Ben Franklin Bridge a haven for runners, escapees for papal visit

Pope in Philly Benjamin Franklin Bridge
Dog Ben Franklin Bridge Sharon Lurye/PhillyVoice

A dog poses on a near-empty Ben Franklin Bridge on Saturday morning following the pope's arrival to Philadelphia.

Papal pilgrims were steady but sparse crossing the Ben Franklin Bridge from Camden Saturday morning. 

While several groups did make their way into the city by trekking the bridge, which is shut down for the weekend's festivities, those populating the area were a loose mix of runners, onlookers trying to spot a crowded Independence Hall and, in one case, escapees. 

Sam Rhoades, 36, and Meghan Butler, 37, were fleeing the city Saturday morning via the bridge after saying the papal activities were "too much."

Rhoades is a Catholic, but after spending two hours trying to find a way out of Philadelphia, decided to head into South Jersey and visit family.

pope ben franklin bridge
This couple decided to ditch the pope mania in Philly and walk to South Jersey. "It's too much," said Sam Rhoades, 36, pictured with Heather Butler, 37. (Sharon Lurye/PhillyVoice)

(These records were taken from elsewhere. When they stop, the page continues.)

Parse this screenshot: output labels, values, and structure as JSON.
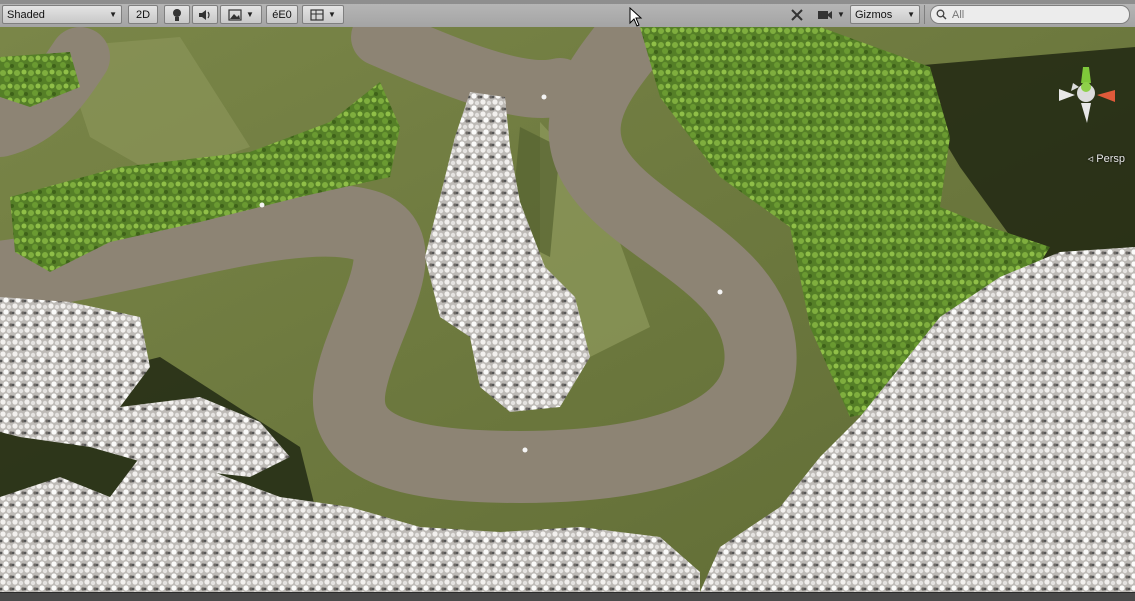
{
  "toolbar": {
    "shading_mode": "Shaded",
    "view_2d_label": "2D",
    "fx_label": "éE0",
    "gizmos_label": "Gizmos",
    "search_placeholder": "All"
  },
  "scene": {
    "camera_label": "◃ Persp"
  },
  "colors": {
    "terrain": "#6f7a3f",
    "path": "#8e8474",
    "foliage_green": "#5a8a2c",
    "foliage_white": "#d8d6d4",
    "shadow": "#1e2612"
  }
}
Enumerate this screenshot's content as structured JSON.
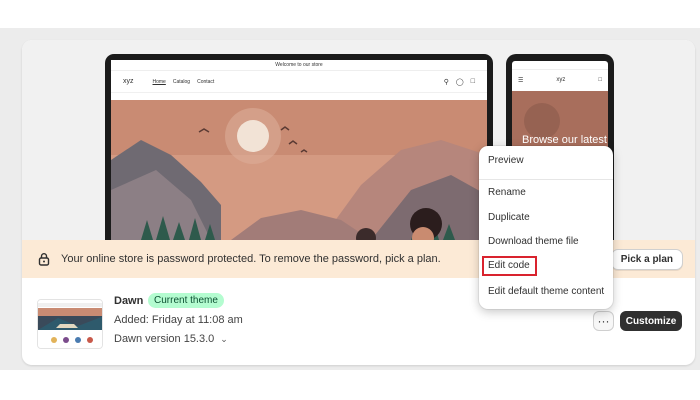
{
  "store_preview": {
    "announcement": "Welcome to our store",
    "logo": "xyz",
    "nav_links": [
      "Home",
      "Catalog",
      "Contact"
    ],
    "mobile_heading": "Browse our latest"
  },
  "banner": {
    "message": "Your online store is password protected. To remove the password, pick a plan.",
    "button_label": "Pick a plan",
    "icon": "lock-icon",
    "background_color": "#fcead6"
  },
  "theme": {
    "name": "Dawn",
    "badge": "Current theme",
    "badge_color": "#b4fcd0",
    "added": "Added: Friday at 11:08 am",
    "version": "Dawn version 15.3.0"
  },
  "actions": {
    "more_label": "···",
    "customize_label": "Customize"
  },
  "menu": {
    "items": [
      "Preview",
      "Rename",
      "Duplicate",
      "Download theme file",
      "Edit code",
      "Edit default theme content"
    ],
    "highlighted_item": "Edit code",
    "highlight_color": "#d9232e"
  }
}
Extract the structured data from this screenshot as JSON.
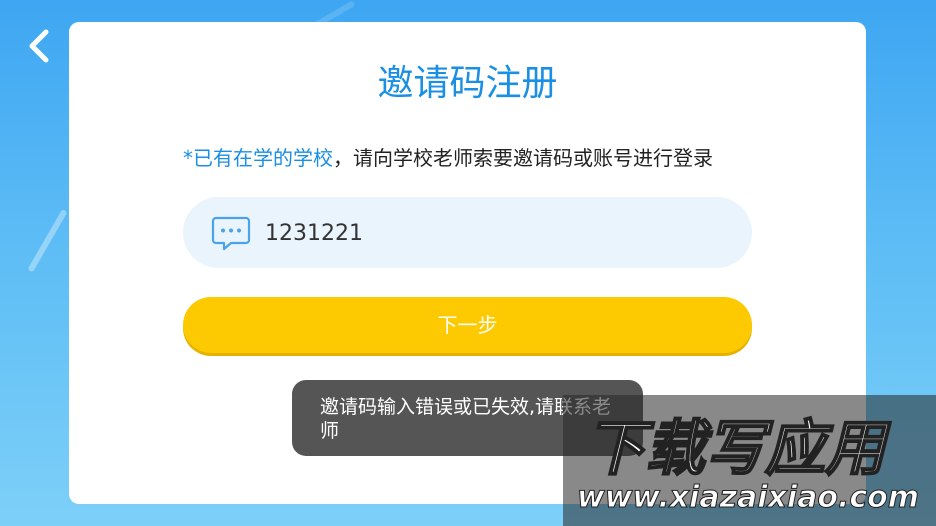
{
  "header": {
    "back_icon": "chevron-left-icon"
  },
  "card": {
    "title": "邀请码注册",
    "notice_highlight": "*已有在学的学校",
    "notice_rest": "，请向学校老师索要邀请码或账号进行登录",
    "code_input": {
      "icon": "message-bubble-icon",
      "value": "1231221"
    },
    "next_label": "下一步"
  },
  "toast": {
    "text": "邀请码输入错误或已失效,请联系老师"
  },
  "watermark": {
    "line1": "下载写应用",
    "line2": "www.xiazaixiao.com"
  },
  "colors": {
    "background_top": "#3ea6f2",
    "accent_blue": "#1a8fe3",
    "button_yellow": "#fdc900",
    "input_bg": "#eaf4fc",
    "toast_bg": "#464646"
  }
}
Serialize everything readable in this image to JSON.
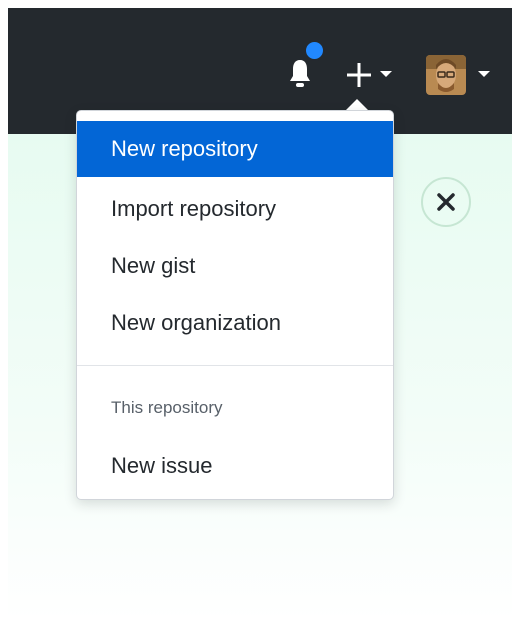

Others utilized the traffic-free bridge as a spot for training. 

Philadelphia resident Matt McAvoy, who is blind, was running with his friend as he prepared for the Philadelphia Marathon. He said being able to span the bridge without impediments was very convenient. 

Runners
Runners make their way across an empty Ben Franklin Bridge Saturday morning following the pope's arrival to Philadelphia. (Sharon Lurye/PhillyVoice)

The roadway was not completely void of faithful travelers. One group from Florence, New Jersey, took the River Line into Camden to walk across the bridge. 

The group of about a half-dozen said they wanted the "full Pope Francis experience," but also noted that their trip into the city was mostly empty of other pilgrims. 

The entrance to the bridge was also the scene of several groups, including one church from upstate New York and several college students, hoping for a better view of Independence Hall. 

As the morning wore on, more began trickling in. Howard Terry, who accompanied a group from West Virginia, noted that he expected more people to be crossing the bridge but expected the size of pilgrims using the bridge to come through to grow as the day continued.

From the bridge, you could hear the sound of the Mass Pope Francis was presiding over at the Cathedral Basilica of Saints Peter and Paul, including the singing of the choir. 

"It sounds very holy on this side of the river," said Lucas Tatham, also from West Virginia.